Review Summary: A superb debut album with a great balance of aggression and melody.1 of 1 thought this review was well written
Finch are a rather interesting band to say the least. Throughout their relatively short career, they have produced some rather diverse sounding material, ranging from more Pop Punkish style stuff to some slightly more Alternative Metal type stuff (on their second album 'Say Hello To Sunshine'). However, the songs they wrote (for the most part) were bloody brilliant, to say the least. While several fans tend to praise 'Say Hello To Sunshine' as being superior to their debut album, 'What It Is To Burn', I find 'WIITB' a more enjoyable album.
While 'SSTS' was great, and was a much heavier album, this album has a better sense of melody, and a wider range of different sounds. SSTS was a little more consistent, but it felt pretty samey at times, and there were a few duds on that album. While there are a couple of duds on 'WIITB' as well, but this album has more stand out tracks in my opinion.
This album is pretty hard to place into a particular genre, since there are different songs that vary in different styles, straying from Post Hardcore to Pop Punk. 'New Beginnings', the opening track, for instance, is a more Post Hardcore track, but it oozes melody throughout, containing a really catchy chorus. This is followed up by 'Letters To You', which is one of the more accessible songs on the album, although there are a few screams thrown in for good measure.
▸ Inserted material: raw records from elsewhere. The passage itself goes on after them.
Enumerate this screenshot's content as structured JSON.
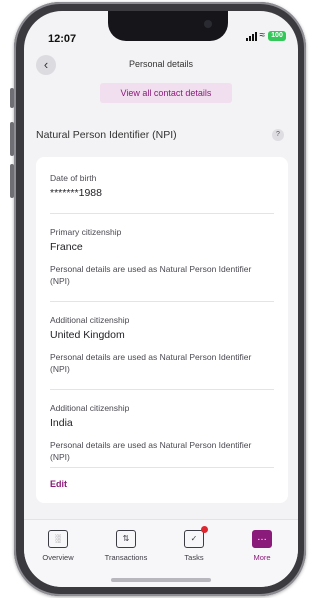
{
  "status_bar": {
    "time": "12:07",
    "battery": "100"
  },
  "header": {
    "title": "Personal details"
  },
  "view_all_label": "View all contact details",
  "section": {
    "title": "Natural Person Identifier (NPI)"
  },
  "details": {
    "date_of_birth": {
      "label": "Date of birth",
      "value": "*******1988"
    },
    "primary_citizenship": {
      "label": "Primary citizenship",
      "value": "France",
      "note": "Personal details are used as Natural Person Identifier (NPI)"
    },
    "additional_citizenships": [
      {
        "label": "Additional citizenship",
        "value": "United Kingdom",
        "note": "Personal details are used as Natural Person Identifier (NPI)"
      },
      {
        "label": "Additional citizenship",
        "value": "India",
        "note": "Personal details are used as Natural Person Identifier (NPI)"
      }
    ],
    "edit_label": "Edit"
  },
  "tabs": [
    {
      "label": "Overview",
      "icon": "overview-icon"
    },
    {
      "label": "Transactions",
      "icon": "transactions-icon"
    },
    {
      "label": "Tasks",
      "icon": "tasks-icon",
      "has_notification": true
    },
    {
      "label": "More",
      "icon": "more-icon",
      "active": true
    }
  ],
  "colors": {
    "accent": "#8b1b7a",
    "notification": "#e0272f",
    "battery": "#34c759"
  }
}
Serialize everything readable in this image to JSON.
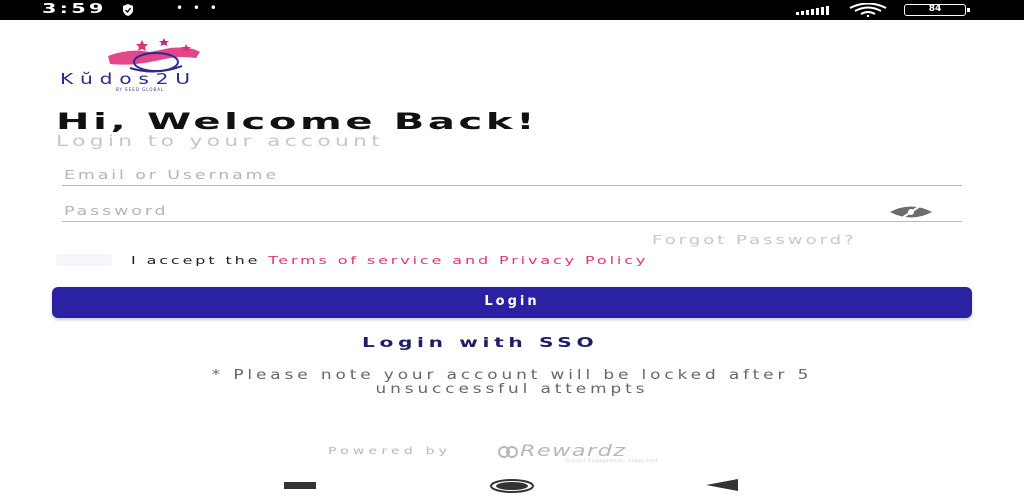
{
  "status_bar": {
    "time": "3:59",
    "dots": "• • •",
    "battery": "84"
  },
  "brand": {
    "name": "Kŭdos2U",
    "tagline": "BY EEED GLOBAL",
    "primary_color": "#2a22a3",
    "accent_color": "#e0337e"
  },
  "header": {
    "title": "Hi, Welcome Back!",
    "subtitle": "Login to your account"
  },
  "form": {
    "email_placeholder": "Email or Username",
    "password_placeholder": "Password",
    "forgot_password": "Forgot Password?",
    "terms_prefix": "I accept the ",
    "terms_link": "Terms of service and Privacy Policy",
    "terms_checked": false,
    "login_label": "Login",
    "sso_label": "Login with SSO"
  },
  "notice": {
    "line1": "* Please note your account will be locked after 5",
    "line2": "unsuccessful attempts"
  },
  "footer": {
    "powered_by": "Powered by",
    "provider": "Rewardz",
    "provider_tagline": "Digital Engagement, Simplified"
  },
  "icons": {
    "status_shield": "shield-icon",
    "signal": "signal-icon",
    "wifi": "wifi-icon",
    "battery": "battery-icon",
    "password_toggle": "eye-off-icon",
    "nav_recents": "recents-icon",
    "nav_home": "home-icon",
    "nav_back": "back-icon"
  }
}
There is also a pretty big [L]Glassjaw[L] influence which shines through on the album, with Daryl Palumbo himself popping up on two tracks, 'Grey Matter' and 'Project Mayhem'. Both of these songs are highlights of the album, both containing singer Nate Barcelow's more melodic vocals with Palumbo's unmistakeable screams, which are a pretty good combo together.
As for Barecelow's singing as a whole, his melodic vocals work well on the more Pop Punk style songs such as 'Letters To You' and 'Stay With Me', but he is still able to lend his vocals to the more aggressive cuts, providing some great screams on tracks such as 'Perfection Through Silence', 'Without You Here', and title track 'What It Is To Burn'.
The guitar work is pretty good as well, having two guitarists really helps the band. Whereas quite a few bands have two guitars where one guitarist will be pulling off some amazing lead riffs while the other just chugs power chords, Finch put both guitarists to good use. A good example of this is the intro of 'Grey Matter', which features two different lead riffs interplaying each other.
If there's anything that lets this album down, it's the duds. There are about three songs which don't hold up to the other songs on the album. 'Awake' is the first of these. Not a bad song by any means, it just feels a bit dull, especially since it's crammed between 'Perfection Through Silence' and 'Without You Here', two of the best songs on the album. 'Untitled' is a bit dull as well, coming off the heals of the brutal 'Project Mayhem', it feels a bit bland. 'Ender' is probably the weakest song on the album, it has some great moments in it, but it just drags on and on, being about 10 or so minutes, and gets a little boring after a while.
Overall, this album is great, and it's one I recommend to fans of Post Hardcore and Pop Punk, since there is a good balance of the two genres here, as well as slight tinges of 'Deftones'. Great album
Letters To You
Without You Here
What It Is To Burn